Show More
... Andy Martin is unlikely to convince many readers that Napoleon conquered Europe only as compensation for his inability to write a sentimental novel. His attention to the Emperor’s literary ambitions is, however, not unreasonable. Napoleon dreamed of literary as well as military glory, wrote copiously at various moments in his life, and had real talent for it (Sainte-Beuve called him ‘a great critic in his spare time’, while Thiers elevated him to ‘greatest writer of the century ...

Un Dret Egal

David A. Bell: Political Sentiment, 15 November 2007

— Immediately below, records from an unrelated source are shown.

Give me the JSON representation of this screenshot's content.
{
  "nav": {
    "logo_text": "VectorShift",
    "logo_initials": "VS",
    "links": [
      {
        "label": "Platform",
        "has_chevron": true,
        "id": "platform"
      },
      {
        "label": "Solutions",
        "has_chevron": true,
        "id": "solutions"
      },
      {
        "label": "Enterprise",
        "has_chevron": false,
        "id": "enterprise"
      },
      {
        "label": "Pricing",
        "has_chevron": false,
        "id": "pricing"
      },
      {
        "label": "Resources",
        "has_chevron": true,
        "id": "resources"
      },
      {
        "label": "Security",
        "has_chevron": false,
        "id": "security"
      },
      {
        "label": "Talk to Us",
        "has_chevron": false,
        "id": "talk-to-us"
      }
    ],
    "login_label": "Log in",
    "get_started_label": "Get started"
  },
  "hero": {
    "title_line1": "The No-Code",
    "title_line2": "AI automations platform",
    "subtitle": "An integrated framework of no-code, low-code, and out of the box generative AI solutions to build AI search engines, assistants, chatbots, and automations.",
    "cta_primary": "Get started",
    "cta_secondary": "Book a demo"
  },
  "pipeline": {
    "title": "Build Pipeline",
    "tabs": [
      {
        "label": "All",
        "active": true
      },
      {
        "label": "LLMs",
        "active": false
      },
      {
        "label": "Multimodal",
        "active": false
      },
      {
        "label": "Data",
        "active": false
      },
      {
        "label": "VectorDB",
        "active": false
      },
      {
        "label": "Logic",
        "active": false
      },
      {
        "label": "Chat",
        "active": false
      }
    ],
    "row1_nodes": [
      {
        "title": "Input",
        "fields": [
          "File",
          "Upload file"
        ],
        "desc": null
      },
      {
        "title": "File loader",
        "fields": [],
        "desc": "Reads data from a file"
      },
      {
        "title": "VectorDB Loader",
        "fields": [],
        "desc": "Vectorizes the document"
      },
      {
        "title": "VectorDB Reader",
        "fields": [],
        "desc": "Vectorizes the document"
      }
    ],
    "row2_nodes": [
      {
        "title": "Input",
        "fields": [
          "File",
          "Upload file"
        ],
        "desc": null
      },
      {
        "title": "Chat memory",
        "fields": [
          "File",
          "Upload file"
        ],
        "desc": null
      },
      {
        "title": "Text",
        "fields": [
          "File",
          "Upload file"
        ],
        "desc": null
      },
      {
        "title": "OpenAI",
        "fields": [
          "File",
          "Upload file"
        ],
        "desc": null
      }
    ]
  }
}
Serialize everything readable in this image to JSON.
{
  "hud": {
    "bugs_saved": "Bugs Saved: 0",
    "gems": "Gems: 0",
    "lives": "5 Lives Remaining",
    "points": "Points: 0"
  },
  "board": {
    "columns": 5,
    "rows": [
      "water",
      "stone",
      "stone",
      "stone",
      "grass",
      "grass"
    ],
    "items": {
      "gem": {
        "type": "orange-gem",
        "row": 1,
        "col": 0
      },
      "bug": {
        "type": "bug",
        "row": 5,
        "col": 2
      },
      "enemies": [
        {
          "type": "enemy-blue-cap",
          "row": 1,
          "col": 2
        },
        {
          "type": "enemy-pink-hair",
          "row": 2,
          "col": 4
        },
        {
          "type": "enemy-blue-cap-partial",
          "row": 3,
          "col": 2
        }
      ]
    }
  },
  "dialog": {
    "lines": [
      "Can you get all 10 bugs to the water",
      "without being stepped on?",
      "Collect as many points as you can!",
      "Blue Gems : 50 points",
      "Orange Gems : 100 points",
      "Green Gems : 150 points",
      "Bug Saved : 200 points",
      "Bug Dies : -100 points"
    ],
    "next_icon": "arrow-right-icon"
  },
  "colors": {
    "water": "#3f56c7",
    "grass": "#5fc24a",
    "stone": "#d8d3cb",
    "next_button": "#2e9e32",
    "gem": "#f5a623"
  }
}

Inventing Human Rights: A History 
by Lynn Hunt.
Norton, 272 pp., £15.99, April 2007, 978 0 393 06095 9
Show More
Show More
... but 18th-century fiction. The path she follows is not obvious, by any means – particularly as she has not chosen the fiction that most directly confronted issues of injustice (Candide, say, or Montesquieu’s Persian Letters). Instead, Hunt draws attention to epistolary novels of private lives and loves, above all Richardson’s Pamela and ...

Read anywhere with the London Review of Books app, available now from the App Store for Apple devices, Google Play for Android devices and Amazon for your Kindle Fire.

Read More

Sign up to our newsletter

For highlights from the latest issue, our archive and the blog, as well as news, events and exclusive promotions.

Newsletter Preferences